Many instructional leaders and coaches I know become withdrawn when it comes to observing and providing helpful feedback to teachers of subject areas in which they have little to no experience. Coaching Music teachers is one such area–if you were not a musician or previously a Music teacher.
Coaches–enter those classrooms and find good things going on. Also find the areas to help using your own deep knowledge about good instructional practice.
For example, in Music, if the teacher is singing a phrase or song and asking the student(s) to repeat the phrase–with their instrument (s) or their voice(s) it might be a good exercise. If done too much, it is overuse of rote-recall (just like overuse of rote-recall questioning is not good practice in other subject areas).
Take a teacher teaching a Jazz lesson. Music teacher sings: bah-dop-bee-bop-da bop so the students parrot bah-dop-bee-bop-da bop and then the teacher says good job class. This can be efficient for preparing an ensemble for a performance, but it does little to help students depend their analytical knowledge, etc. Bloom or Madeline Hunter would say–bad practice if overused. So should we.
Teachers deserve our best thinking and coaching.
Have a great day.
Teachers ranked as “highly critical” the methods employed by coaches in providing feedback on teaching behaviors discerned during an observation-both effective and ineffective. Consistently, teachers in focus groups and on survey responses identified a need for pre- and post-observation conferences conferences in which specific teaching behaviors are identified, the rationale for their significance discussed and broad generalizations wholly avoided. Particularly for post-observation meetings, teacher expressly and without hesitation consistently stressed the need for specificity, both in behaviors observed and in recommendations (if any) for change. A substantial number expressed dissatisfaction with feedback that they invariably described in terms such as “fuzz,” “unclear,” “vague,” “ambiguous” and “equivocal.”

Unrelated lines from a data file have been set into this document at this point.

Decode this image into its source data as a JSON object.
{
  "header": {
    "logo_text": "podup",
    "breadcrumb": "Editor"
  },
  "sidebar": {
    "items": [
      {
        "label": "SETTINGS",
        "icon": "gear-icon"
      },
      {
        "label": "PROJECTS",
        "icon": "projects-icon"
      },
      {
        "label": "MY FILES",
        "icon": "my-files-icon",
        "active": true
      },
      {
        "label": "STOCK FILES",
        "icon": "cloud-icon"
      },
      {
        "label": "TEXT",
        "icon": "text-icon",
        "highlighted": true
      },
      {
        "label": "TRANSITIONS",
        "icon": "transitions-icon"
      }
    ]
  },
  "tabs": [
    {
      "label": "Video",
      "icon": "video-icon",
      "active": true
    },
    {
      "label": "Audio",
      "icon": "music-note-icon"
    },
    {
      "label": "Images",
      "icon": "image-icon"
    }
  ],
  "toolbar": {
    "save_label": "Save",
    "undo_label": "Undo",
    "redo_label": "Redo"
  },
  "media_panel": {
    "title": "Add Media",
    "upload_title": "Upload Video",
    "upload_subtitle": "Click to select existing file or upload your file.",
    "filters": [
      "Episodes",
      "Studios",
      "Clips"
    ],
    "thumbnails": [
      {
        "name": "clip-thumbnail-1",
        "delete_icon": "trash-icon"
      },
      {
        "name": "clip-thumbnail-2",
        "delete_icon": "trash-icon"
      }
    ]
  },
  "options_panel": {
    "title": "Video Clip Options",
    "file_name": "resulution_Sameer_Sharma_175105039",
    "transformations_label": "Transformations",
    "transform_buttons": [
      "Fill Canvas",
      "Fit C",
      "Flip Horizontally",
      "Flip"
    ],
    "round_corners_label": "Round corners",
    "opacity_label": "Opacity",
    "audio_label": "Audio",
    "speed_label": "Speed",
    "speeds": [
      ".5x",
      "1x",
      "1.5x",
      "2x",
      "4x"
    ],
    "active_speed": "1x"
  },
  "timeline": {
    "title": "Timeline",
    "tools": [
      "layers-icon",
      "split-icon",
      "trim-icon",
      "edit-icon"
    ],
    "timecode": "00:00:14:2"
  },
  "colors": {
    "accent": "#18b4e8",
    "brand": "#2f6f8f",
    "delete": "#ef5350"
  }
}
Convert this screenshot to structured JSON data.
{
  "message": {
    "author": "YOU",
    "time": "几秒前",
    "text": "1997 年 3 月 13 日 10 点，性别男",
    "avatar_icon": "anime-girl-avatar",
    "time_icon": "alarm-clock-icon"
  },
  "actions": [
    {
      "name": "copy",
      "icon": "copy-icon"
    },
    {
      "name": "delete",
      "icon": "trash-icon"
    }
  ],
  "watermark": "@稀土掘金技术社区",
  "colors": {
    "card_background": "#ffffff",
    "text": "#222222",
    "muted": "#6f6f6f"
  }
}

Teachers indicated a need for pre- and post0visitation conferences that embedded constructive and useful feedback. While anecdotal evidence and informal conversations were reported as generally welcomed, teachers express that they wanted specific examples of area(s) in need of improvement or worthy of commendation. We cannot stress enough that specific, targeted and timely feedback is crucial to ensure validity of their coaching process. Fifty five percent (55%) of responding teachers rated specific feedback as critical to their teaching craft.
“So tonight, I am proposing that every state — every state — requires that all students stay in high school until they graduate or turn 18.”
Words from President Obama’s State of the Union Speech on this past Tuesday evening, January 24, 2012.
It is far past when we should have made this change to require all students to remain in high school until they graduate or turn 18. In most all states, the required attendance remains at (until) each child’s 16th birthday.
When I served as superintendent of schools in Duval County, FL (Nation’s 19th largest school district located in Jacksonville) I worked hard with state legislators to try to convince them to change the law. Appalling, that the only obstacle was the funding that would have to be shifted from building prisons to adding funding to schools. And, “we can’t do that” as was repeatedly said to me, even though the change in the law otherwise resonated with every lawmaker I encountered.
No doubt the work of educating high schoolers needs to continue to improve (and most everywhere it is). We need to provide flexible learning environments, schedules, and experiences. We need to further ratchet up the rigor and the real-world relevance to help teenagers see the value proposition of the work so they want to stay in school. And as I told the FL lawmakers–require them to stay until 18 so that my high school leaders and teachers have a chance to make these improvements, before these children make irreparable choices of dropping out or disengaging. I was not successful in getting the law changed back then, even though we did make many great improvements to the high school experiences of most kids.
Now that the President has called us to action on making a law requiring students to stay in school until age 18 or actually graduating in every state, can we finally move on this? I hope so.
On Friday July 2, I attended the closing presentation at the Northwest Evaluation Association conference in Portland. NWEA CEO Matt Chapman provided a compelling message about some remaining myths in American Public Education. We have attached his slides from the speech on the bottom of the front page of the atlanticresearchpartners.org website. Please feel free to download and share with others. Embedded in the speech are excerpts from an interview of Marian Wright Edelman—a must view. JW